Why the USGA cannot figure this out, is a mystery.  Are they trying to avoid the expense of employing more officials and more technology?  Given the egg on their faces after all of these fiascos, is it good business to continue to dodge the problem?  And by the way, golf should be encouraging TV viewers to present claims, not  alienating viewers by being hostile to their actions.




Republicans should not be shocked if President Trump decides to dump them and work with Democrats on future projects.  Now that the Paul/Cruz/Cotton/Freedom Caucus crowd has determined that RyanCare was not pure enough for them, the president might well decide that his new party is a bunch of losers and that he might do better by building a coalition among blacks and the “ordinary” folks who dragged him across the finish line in PA, Michigan, Ohio, Wisconsin, and other bluish states.  Obviously, the ideological, socialist wing of the Democratic Party would never support him, just as the ideological free-market wing of the Republican Party has now disappointed him, but that leaves a big space in the middle, people who don’t give a hoot about Marx or Milton Friedman but are quite concerned about the security and prosperity of the nation.

Irony abounds.  RyanCare was inspired by a free-market vision but became, under the restless pen of Speaker Ryan, a horse built by a committee, an altogether different creature.  Who among us really understood Phase I, which seemed intended to buy support among moderates of either party by providing financial assistance to the needy – but ended up as an indecipherable jigsaw puzzle of progressive-style redistribution?  Who believed that Phases II and III, which were deferred because they supposedly could not qualify for the filibuster-proof “reconciliation” process, would suddenly turn the pricing of healthcare and healthcare-insurance over to a competitive, deregulated, free market? Answer: very few of us.   RyanCare’s heart might have been in the right place, but the plan looked more like a Soviet Five Year Plan than like something that Hayek or Milton Friedman would have liked.

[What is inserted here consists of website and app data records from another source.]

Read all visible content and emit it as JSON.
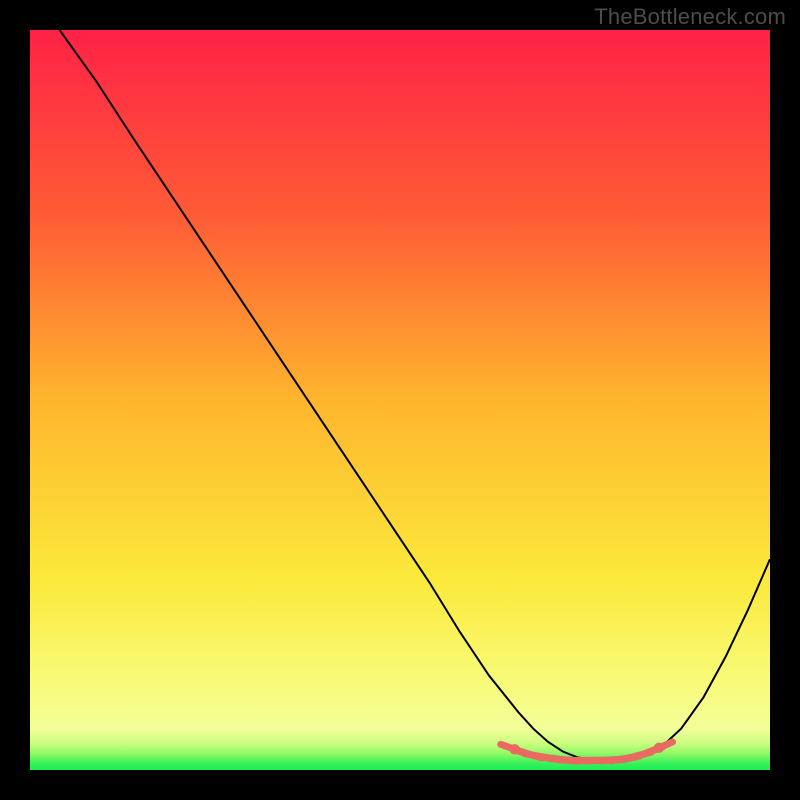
{
  "watermark": "TheBottleneck.com",
  "chart_data": {
    "type": "line",
    "title": "",
    "xlabel": "",
    "ylabel": "",
    "xlim": [
      0,
      100
    ],
    "ylim": [
      0,
      100
    ],
    "grid": false,
    "background": {
      "type": "gradient-vertical",
      "stops": [
        {
          "offset": 0.0,
          "color": "#ff2246"
        },
        {
          "offset": 0.25,
          "color": "#ff5b36"
        },
        {
          "offset": 0.5,
          "color": "#ffb52d"
        },
        {
          "offset": 0.74,
          "color": "#fbe93b"
        },
        {
          "offset": 0.88,
          "color": "#f8fb78"
        },
        {
          "offset": 0.945,
          "color": "#f3fe99"
        },
        {
          "offset": 0.965,
          "color": "#c7fd7e"
        },
        {
          "offset": 0.978,
          "color": "#8ff966"
        },
        {
          "offset": 0.99,
          "color": "#3ef25b"
        },
        {
          "offset": 1.0,
          "color": "#17ef58"
        }
      ]
    },
    "series": [
      {
        "name": "curve",
        "color": "#000000",
        "x": [
          4,
          9,
          14,
          19,
          24,
          29,
          34,
          39,
          44,
          49,
          54,
          58,
          62,
          66,
          68,
          70,
          72,
          74,
          77,
          80,
          82,
          85,
          88,
          91,
          94,
          97,
          100
        ],
        "y": [
          100,
          93,
          85.3,
          77.8,
          70.3,
          62.8,
          55.3,
          47.8,
          40.3,
          32.8,
          25.3,
          18.8,
          12.8,
          7.8,
          5.6,
          3.8,
          2.5,
          1.7,
          1.2,
          1.2,
          1.5,
          2.8,
          5.6,
          9.8,
          15.3,
          21.6,
          28.5
        ]
      }
    ],
    "markers": {
      "name": "dash-band",
      "color": "#e96a60",
      "radius": 1.0,
      "points": [
        {
          "x": 65.5,
          "y": 2.8
        },
        {
          "x": 67.2,
          "y": 2.2
        },
        {
          "x": 68.8,
          "y": 1.85
        },
        {
          "x": 70.4,
          "y": 1.6
        },
        {
          "x": 72.0,
          "y": 1.4
        },
        {
          "x": 73.4,
          "y": 1.3
        },
        {
          "x": 74.8,
          "y": 1.3
        },
        {
          "x": 76.2,
          "y": 1.3
        },
        {
          "x": 77.6,
          "y": 1.32
        },
        {
          "x": 79.0,
          "y": 1.4
        },
        {
          "x": 80.4,
          "y": 1.55
        },
        {
          "x": 82.0,
          "y": 1.9
        },
        {
          "x": 83.6,
          "y": 2.4
        },
        {
          "x": 85.0,
          "y": 3.0
        }
      ]
    }
  }
}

Could it have been otherwise?  Sure – plenty of smart conservatives have articulated elegant, simple, free-market models that could have been understood by the voters.  The common theme of these proposals was that government was to get completely out of the business of controlling the healthcare insurance business and determining which treatments and procedures you are allowed to obtain, from whom, when, and at what price.  Government’s one and only role in healthcare and insurance would be to provide financial assistance to people who needed it in order to pay the market price of healthcare and insurance.  Medicare would merely verify eligibility and collect and disburse money.  Clearly, the transition from the central-planning model (ObamaCare) to the free-market model would have taken time, effort, and money and would have involved special provisions (e.g., grandfathering) to address individual cases of hardship or unfairness, but that would have been a one-off project that would ultimately add enormous value. On the contrary, it appeared that under RyanCare, the government would jump in and manage the transition but that it would never jump back out.

Would a simple, free-market model have been approved by Congress?  The guess here is that it would, as the provisions for transition and for assistance to the needy would have gotten the moderate Republicans on board, and the provisions for deregulation and free-market pricing would have warmed the hearts of Rand Paul, Tom Cotton, and the rest of the purists, and the support of both moderates and purists would have carried the House and put a lot of pressure on a lot of Democrats in the Senate, as the Trump machine flexed its new muscle and made things tough for Democrats up for re-election in red states.  And if it had not worked, the blame would have lain squarely with the Democrats, which the voters would have noticed.  But now we will never know.  The Republicans got too cute and now both the party and the president have taken a huge blow, and only the president appears to have at least one path to recovery, a path that should infuriate Republican voters.